Anyway, this is an interesting and valuable account about an extraordinary life. It seems a bit boggy or hard to concentrate on in spots but I'm not sure why.... I think it's a good thing that he kept to a careful transliteration of conversations even though some of them don't read smoothly.

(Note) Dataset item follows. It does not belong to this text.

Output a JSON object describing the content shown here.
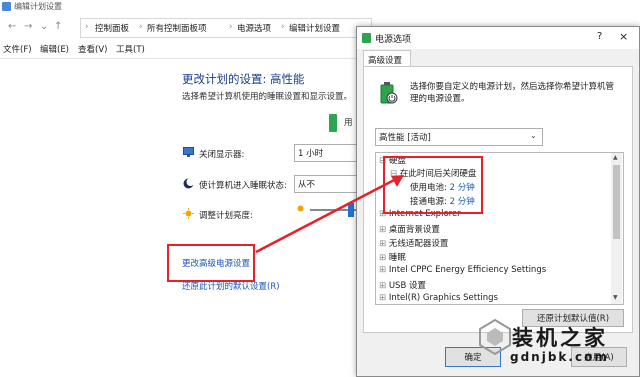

I'm not sure that the memoir contained within the larger framework of a scholarly anthropological study "works" well, but am glad to have the book just as it is in its present form and would hope for another book that's a little more fully developed just as a biography.
You may "think" that you know something about Black Elk (perhaps from "Black Elk Speaks" and other books about him, but Steltenkamp presents "Nicholas Black Elk" as he lived more than two thirds of his life: as a Catholic catechist and Christian community leader.
It is so inspiring to see how this "holy man" (and I believe "Saint" , though not canonized by the Church) interpreted the religion of the native Americans into a proleptic vision of the arrival of Jesus Christ and the christian faith.
and even more inspiring is to read of how this man truly lived that faith day to day himself. i know how impressed i was by one simple photgrpah of Nicholas Black Elk standing with a group and holdong his rosary beads . . .proud but devout.
Some "pseudo-scholars" may try to down-play the true religious piety of this Sioux "holy man" by claiming it was a mere ruse to adapt to the "power" of the occupying white invaders . . . but read the book and see that those who actually knew him knew better.
He walked miles praying his rosary to go and lead funeral services (though only a catechist he served almost in the role of "deacon"). . . He even had the experience of a miracle attributed to the intercession of Saint Therese of Lisieux healing his little "Nicholas" and saving the boys life when he asked that a prayer be said to saint Therese.
And as he predicted there were even signs in the night sky the night he passed away into eternity.
I recommend that you get a copy of this book and read it and then re-read it again and again. You will gain a new spiritual friend and companion on your own pilgrimage journey through this world and through your life. And it sure is nice to have a "holy man' and a kindly man like Nicholas Black Elk praying for you and with you in heaven . . . and to inspire you by his own life story.
Whether the Church he loved ever gets around to enrolling him with the "official saints" or not, he will always be on my own scroll of saints when i pray. And i suspect if you read this book, he will be on yours as well. :)